    Excellent summary of the situation from Wes Miller, getwired.com.

    This really is one of the most important developments in recent Windows history.

  • Windows coming to Qualcomm “mobile” ARM chips

    Posted on December 8th, 2016 at 02:52 woody 24 comments

    As momentous news goes, this one’s a biggie.

    Qualcomm and Microsoft just announced a joint effort (“Project Evo”) to put Windows 10 on the Qualcomm Snapdragon processor. Terry Myerson has a similar take.

    Chris Williams at the Register puts it succinctly:

    What the hell is happening? Look out, WinTel, here comes Win, er, WinDragon?

    There’s an excellent overview of the history and placement of the product from Matt Humrick and Brett Howse on AnandTech.

    Mary Jo Foley at ZDNet summarizes:

    Microsoft will bring a natively compiled version of Windows 10 to Qualcomm’s ARM processors next year, plus an x86 emulation layer, designed to run on a new class of Windows 10 mobile PCs.

    Note that there’s no mention of 64-bit programs. Looks like 32-bit (x86) programs will run in an emulation layer, which is always tricky and usually slow.
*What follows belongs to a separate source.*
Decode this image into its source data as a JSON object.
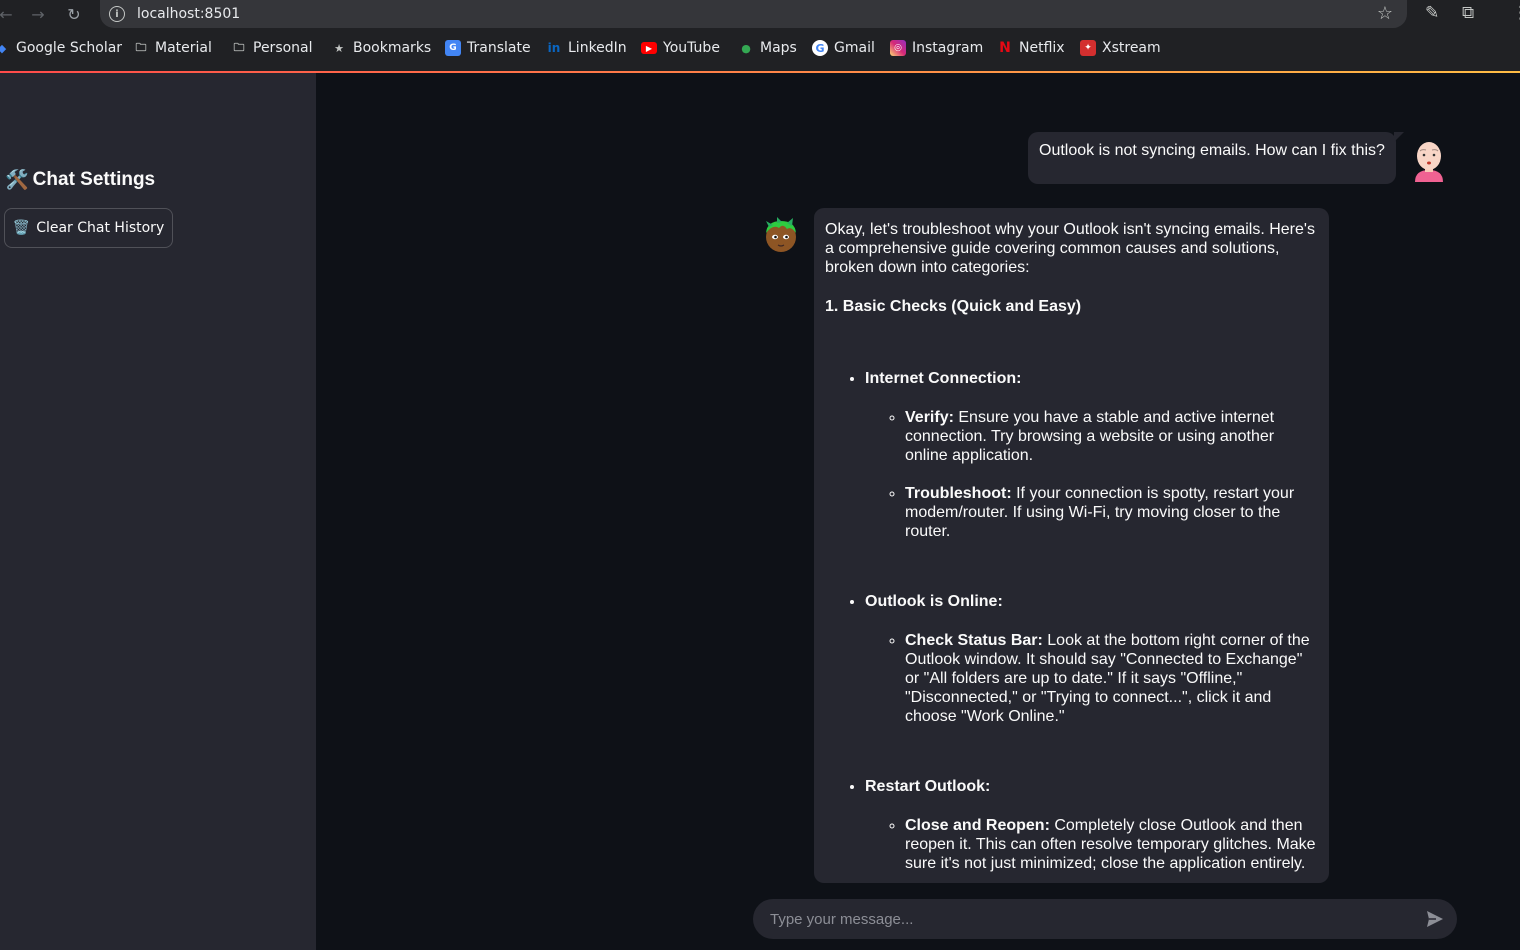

My guess is that only UWP apps will run native. That’s a moving target, given how much UWP is changing from version to version.

    Peter Bright at Ars Technica has some additional details:

    Microsoft also plans to bring the kind of always-on connectivity that’s more familiar to smartphones and desktop PCs. The devices will offer cellular connectivity using a virtual/embedded SIM, with data plans sold directly within the Windows Store. Offering this kind of near-permanent connectivity even in a highly portable device will further blur the lines between a PC and a smartphone, simultaneously offering the portability and power efficiency of a phone, with the application compatibility, peripheral support, and enterprise manageability of a PC.

    Will the effort amount to more than a flash in the pan – or a rehashing of Windows RT? Hard to tell. But it’s certainly going to be interesting. Nobody knows how well it’ll work, how quickly it’ll run (in spite of the demo), and whether Qualcomm can put together enough drivers to make it feasible.

    Look for a barrage of “analysis” this morning, much of which will be regurgitation of the press release.

    UPDATE: The WinHEC keynote speech is up, if you want to see the original introduction.

  • Win10 beta builds on hold for UUP

    Posted on December 3rd, 2016 at 08:40 woody 22 comments

    The last beta build for the next version of Win10 (Creators Update/Redstone 2/version 1703 build 14971) was released on Nov. 17, and it was a real snore.

    What’s taking Microsoft so long to get beta builds out?

    Last night – yeah, Friday night – we found out. Dona Sarkar added this update to the Windows 10 Mobile beta release announcement:

    We are getting ready to start releasing PC builds to Insiders using UUP. To prepare for this, we are going to pause all PC builds for both the Fast and Slow rings starting this evening (Friday 12/2). We will begin flighting the latest builds via UUP starting with our internal rings first then to Insiders based on each ring’s promotion criteria. We’re excited to be able to release builds for PC to Insiders using UUP! Mobile builds are not impacted by this.

    The Unified Update Platform, you may recall, is a technology that reduces the amount of data necessary to install a new version of Win10 — for going from version 1511 to 1607, for example. Microsoft says UUP will reduce the download size by 35%. Frankly, that ain’t a big deal for me – after all, we only upgrade a couple times a year, and beta downloads are a pain anyway – but 35% reduction twice a year may be a big deal for you, and reducing the volume of bits rolling out certainly is a big gain for Microsoft.

    Anyway, Dona says we shouldn’t expect any more beta builds until the UUP framework is in place. No idea when that will happen.

    UPDATE: OK, I’m cynical about UUP (see the comments) but /r/jenmsft says the changes are exciting. You can judge for yourself.